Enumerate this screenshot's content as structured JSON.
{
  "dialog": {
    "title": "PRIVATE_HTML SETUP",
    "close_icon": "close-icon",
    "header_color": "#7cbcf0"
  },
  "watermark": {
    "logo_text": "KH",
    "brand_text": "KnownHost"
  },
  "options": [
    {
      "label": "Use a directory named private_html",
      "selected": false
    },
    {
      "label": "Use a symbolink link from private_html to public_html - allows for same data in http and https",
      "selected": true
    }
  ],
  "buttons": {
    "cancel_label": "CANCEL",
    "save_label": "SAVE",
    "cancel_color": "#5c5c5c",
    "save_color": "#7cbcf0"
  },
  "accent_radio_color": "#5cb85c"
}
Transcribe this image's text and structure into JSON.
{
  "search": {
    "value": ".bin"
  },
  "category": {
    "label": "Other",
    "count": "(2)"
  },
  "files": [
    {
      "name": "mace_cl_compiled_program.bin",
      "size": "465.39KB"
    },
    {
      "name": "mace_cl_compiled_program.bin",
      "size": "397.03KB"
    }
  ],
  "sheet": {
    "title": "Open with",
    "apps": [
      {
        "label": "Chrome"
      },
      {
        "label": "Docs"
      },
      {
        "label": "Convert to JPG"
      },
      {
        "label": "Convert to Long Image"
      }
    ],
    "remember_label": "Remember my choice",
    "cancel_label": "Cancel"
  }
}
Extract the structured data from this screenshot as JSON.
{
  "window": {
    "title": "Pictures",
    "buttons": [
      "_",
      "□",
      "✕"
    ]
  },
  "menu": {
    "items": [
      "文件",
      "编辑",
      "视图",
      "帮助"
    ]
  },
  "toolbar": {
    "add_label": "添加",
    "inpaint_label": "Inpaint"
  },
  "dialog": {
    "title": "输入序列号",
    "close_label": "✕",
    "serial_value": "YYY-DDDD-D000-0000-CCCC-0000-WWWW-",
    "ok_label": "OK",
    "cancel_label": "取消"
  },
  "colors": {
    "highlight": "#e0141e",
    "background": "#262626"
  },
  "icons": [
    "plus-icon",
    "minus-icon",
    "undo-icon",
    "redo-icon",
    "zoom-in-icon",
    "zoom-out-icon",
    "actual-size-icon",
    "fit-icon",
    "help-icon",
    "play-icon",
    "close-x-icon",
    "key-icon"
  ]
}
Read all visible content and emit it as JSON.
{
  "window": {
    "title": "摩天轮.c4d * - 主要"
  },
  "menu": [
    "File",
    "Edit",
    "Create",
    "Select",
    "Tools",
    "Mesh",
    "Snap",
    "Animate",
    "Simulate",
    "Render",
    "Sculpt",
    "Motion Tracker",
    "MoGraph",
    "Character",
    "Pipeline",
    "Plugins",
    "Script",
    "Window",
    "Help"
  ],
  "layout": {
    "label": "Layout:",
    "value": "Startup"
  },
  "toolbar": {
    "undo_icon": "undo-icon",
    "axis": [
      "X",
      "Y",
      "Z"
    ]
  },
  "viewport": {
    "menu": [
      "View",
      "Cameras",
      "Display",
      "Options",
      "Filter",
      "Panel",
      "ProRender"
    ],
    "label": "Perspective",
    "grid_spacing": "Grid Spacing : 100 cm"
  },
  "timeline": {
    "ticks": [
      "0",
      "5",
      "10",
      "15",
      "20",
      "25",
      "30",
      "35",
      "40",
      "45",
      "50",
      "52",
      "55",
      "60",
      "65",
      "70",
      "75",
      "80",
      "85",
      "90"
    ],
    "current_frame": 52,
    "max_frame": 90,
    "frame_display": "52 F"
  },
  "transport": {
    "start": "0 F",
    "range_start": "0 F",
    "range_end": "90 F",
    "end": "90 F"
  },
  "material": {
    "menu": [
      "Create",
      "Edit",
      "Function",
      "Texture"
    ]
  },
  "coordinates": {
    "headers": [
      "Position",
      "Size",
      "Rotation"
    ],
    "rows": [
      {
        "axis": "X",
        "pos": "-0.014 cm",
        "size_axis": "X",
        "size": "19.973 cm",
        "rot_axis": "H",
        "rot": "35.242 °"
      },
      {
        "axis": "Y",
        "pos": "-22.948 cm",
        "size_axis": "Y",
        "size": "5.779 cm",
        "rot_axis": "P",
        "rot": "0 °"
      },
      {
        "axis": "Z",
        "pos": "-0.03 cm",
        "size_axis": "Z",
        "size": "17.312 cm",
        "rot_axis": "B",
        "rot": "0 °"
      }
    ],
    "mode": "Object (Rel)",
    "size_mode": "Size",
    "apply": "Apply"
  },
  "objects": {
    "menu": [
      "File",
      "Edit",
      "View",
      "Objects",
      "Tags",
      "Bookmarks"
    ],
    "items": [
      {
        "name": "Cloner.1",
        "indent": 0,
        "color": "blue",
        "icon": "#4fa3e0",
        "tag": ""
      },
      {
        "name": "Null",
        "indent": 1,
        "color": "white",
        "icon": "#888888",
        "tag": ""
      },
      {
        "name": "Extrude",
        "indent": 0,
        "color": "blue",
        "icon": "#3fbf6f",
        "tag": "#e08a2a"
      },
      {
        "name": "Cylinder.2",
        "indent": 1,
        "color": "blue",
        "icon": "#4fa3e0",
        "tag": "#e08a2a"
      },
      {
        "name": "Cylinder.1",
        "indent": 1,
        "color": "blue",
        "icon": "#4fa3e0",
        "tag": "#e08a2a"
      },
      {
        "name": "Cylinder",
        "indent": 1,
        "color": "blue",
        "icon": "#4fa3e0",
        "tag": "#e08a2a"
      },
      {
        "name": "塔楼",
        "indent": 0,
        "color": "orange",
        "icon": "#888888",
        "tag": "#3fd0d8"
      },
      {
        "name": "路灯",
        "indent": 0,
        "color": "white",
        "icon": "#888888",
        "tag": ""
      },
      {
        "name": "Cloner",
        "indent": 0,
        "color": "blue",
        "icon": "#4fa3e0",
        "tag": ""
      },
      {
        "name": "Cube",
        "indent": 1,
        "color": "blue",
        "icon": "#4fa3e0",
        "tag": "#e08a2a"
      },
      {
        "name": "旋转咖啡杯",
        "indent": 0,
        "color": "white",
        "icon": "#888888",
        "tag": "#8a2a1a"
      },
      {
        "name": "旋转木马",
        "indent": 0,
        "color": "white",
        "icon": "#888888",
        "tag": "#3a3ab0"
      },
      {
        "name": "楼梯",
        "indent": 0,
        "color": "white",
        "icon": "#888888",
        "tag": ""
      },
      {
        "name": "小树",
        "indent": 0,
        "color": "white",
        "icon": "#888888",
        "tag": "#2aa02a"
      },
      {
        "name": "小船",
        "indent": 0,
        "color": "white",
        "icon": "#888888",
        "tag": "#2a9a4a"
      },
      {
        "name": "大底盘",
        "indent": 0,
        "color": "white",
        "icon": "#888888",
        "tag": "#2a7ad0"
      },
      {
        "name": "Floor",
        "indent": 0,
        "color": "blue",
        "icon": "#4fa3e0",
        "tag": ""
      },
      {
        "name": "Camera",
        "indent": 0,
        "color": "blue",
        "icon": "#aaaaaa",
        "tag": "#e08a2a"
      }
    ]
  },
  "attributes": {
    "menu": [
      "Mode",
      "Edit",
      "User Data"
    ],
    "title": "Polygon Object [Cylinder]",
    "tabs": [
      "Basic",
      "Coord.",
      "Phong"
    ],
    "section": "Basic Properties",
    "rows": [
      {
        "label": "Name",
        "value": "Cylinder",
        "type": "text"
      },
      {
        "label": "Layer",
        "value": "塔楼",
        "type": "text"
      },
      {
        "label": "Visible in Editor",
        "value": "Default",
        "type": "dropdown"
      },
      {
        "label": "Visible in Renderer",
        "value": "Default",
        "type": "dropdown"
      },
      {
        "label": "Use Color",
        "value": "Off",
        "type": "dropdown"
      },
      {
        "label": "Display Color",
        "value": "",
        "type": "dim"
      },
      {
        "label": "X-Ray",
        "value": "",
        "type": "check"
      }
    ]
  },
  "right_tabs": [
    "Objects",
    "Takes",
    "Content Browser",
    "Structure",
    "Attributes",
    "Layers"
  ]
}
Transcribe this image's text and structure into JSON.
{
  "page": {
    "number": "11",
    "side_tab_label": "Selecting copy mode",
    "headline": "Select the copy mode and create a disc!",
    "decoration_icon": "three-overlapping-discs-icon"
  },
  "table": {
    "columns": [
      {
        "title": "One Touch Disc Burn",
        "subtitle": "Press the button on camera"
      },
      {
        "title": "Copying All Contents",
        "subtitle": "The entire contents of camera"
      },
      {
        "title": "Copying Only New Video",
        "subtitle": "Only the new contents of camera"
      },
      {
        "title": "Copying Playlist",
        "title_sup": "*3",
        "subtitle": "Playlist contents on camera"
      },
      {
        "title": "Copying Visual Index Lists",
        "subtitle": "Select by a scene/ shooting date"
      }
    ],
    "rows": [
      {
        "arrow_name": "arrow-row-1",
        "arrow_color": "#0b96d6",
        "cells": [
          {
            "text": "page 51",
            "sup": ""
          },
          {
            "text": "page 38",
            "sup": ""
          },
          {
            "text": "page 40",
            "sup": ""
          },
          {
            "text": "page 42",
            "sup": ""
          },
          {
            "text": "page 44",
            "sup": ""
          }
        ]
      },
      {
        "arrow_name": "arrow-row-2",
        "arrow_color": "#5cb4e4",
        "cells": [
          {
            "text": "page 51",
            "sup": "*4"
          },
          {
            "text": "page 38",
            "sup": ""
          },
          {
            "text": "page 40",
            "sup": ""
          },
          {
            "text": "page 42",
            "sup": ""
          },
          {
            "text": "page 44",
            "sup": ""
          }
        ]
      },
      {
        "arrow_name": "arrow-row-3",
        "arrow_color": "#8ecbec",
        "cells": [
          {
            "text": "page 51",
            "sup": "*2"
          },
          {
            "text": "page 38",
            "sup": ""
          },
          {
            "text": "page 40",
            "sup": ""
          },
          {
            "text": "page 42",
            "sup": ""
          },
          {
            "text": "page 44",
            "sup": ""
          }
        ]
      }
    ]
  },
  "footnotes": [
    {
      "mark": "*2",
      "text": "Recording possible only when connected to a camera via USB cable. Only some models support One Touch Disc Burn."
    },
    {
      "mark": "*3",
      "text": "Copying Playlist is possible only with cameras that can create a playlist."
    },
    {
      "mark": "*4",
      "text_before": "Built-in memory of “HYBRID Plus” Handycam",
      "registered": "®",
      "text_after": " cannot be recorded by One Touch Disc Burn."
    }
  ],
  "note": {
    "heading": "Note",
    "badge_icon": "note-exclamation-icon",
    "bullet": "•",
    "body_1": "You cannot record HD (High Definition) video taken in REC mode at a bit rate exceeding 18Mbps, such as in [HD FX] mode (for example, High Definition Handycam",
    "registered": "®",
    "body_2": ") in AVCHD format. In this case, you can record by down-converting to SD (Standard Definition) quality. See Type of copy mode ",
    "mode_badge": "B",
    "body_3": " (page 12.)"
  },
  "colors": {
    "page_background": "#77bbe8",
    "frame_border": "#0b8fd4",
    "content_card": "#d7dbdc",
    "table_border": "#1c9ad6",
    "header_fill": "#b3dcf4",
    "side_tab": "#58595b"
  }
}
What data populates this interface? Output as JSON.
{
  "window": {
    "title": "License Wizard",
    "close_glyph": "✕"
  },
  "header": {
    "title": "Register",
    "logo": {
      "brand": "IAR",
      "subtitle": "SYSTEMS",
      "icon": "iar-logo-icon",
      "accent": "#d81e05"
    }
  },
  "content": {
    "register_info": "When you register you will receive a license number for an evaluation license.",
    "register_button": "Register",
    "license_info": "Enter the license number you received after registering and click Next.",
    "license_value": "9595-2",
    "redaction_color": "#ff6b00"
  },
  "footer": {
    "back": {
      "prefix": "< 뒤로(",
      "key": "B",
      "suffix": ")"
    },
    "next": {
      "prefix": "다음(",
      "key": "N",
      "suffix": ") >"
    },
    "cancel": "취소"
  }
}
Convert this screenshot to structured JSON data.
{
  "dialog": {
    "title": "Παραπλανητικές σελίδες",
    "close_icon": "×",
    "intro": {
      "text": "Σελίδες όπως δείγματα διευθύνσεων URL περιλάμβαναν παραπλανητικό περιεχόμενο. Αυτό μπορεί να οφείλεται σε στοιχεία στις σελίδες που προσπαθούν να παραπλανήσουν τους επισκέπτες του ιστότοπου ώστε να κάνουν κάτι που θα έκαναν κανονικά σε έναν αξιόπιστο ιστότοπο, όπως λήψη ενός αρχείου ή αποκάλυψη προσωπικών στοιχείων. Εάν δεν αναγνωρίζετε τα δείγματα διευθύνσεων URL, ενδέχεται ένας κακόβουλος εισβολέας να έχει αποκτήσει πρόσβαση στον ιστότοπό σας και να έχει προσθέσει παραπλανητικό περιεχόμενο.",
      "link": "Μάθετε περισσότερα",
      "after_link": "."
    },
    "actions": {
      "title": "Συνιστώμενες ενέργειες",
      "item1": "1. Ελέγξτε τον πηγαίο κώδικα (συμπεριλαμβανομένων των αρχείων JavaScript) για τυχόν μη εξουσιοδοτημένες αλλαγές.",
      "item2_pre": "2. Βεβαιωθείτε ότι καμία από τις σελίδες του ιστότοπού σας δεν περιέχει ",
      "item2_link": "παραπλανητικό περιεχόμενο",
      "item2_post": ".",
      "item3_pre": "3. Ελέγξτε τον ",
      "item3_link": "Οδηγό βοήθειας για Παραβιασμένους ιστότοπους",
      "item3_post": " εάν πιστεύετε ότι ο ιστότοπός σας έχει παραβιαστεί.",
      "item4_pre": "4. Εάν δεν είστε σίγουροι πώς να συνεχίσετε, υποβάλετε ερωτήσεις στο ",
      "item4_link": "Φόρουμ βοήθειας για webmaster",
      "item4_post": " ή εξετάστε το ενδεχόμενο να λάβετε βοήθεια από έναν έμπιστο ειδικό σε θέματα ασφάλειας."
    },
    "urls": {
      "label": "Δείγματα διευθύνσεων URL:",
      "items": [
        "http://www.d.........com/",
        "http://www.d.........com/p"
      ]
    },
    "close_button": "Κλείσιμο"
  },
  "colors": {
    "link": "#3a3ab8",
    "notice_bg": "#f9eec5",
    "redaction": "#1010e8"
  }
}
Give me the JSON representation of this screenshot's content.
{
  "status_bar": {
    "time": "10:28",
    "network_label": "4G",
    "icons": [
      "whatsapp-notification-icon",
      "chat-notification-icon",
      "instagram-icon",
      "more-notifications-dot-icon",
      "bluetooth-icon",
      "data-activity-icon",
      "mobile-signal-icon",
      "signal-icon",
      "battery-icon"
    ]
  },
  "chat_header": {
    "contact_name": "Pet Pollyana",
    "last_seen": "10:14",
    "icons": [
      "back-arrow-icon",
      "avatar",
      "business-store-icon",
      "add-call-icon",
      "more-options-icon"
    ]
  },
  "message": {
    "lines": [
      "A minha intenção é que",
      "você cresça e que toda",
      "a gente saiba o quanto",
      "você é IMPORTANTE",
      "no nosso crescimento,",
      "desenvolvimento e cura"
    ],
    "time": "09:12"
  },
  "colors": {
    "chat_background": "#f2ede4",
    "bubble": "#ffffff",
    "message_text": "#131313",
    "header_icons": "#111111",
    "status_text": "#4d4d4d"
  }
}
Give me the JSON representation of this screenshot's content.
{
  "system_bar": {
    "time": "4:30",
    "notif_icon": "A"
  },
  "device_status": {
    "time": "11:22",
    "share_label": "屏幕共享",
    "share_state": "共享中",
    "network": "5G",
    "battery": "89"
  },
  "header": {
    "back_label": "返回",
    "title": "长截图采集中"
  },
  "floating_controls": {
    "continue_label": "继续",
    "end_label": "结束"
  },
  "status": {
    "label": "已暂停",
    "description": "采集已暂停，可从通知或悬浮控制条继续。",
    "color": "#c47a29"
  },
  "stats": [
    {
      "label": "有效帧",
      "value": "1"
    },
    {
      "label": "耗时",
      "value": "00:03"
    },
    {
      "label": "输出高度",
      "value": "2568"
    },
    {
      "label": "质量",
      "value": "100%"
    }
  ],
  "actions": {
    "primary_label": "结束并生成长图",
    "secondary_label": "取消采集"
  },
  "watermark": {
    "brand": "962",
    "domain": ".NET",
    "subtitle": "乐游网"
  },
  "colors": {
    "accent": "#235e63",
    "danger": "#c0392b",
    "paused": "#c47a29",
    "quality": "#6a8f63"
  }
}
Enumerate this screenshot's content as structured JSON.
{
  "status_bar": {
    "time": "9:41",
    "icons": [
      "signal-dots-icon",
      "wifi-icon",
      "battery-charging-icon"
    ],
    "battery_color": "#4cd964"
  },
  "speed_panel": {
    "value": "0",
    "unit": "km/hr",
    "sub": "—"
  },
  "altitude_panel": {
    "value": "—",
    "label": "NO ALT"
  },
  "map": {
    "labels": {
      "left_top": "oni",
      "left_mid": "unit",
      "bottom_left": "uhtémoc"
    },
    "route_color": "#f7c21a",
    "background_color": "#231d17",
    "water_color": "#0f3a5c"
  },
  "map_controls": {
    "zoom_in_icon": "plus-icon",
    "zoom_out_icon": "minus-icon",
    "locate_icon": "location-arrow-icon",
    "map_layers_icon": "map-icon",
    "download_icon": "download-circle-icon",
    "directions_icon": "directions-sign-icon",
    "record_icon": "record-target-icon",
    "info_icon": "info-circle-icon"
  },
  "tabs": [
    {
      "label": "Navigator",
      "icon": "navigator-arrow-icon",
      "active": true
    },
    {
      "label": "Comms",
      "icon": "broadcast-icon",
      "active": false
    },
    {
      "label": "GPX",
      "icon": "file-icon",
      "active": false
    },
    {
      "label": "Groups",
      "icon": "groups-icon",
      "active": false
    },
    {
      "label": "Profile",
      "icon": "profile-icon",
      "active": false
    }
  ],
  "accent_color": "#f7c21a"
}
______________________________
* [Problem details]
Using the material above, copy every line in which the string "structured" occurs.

* [Result of the task]
Enumerate this screenshot's content as structured JSON.
Extract the structured data from this screenshot as JSON.
Convert this screenshot to structured JSON data.
Enumerate this screenshot's content as structured JSON.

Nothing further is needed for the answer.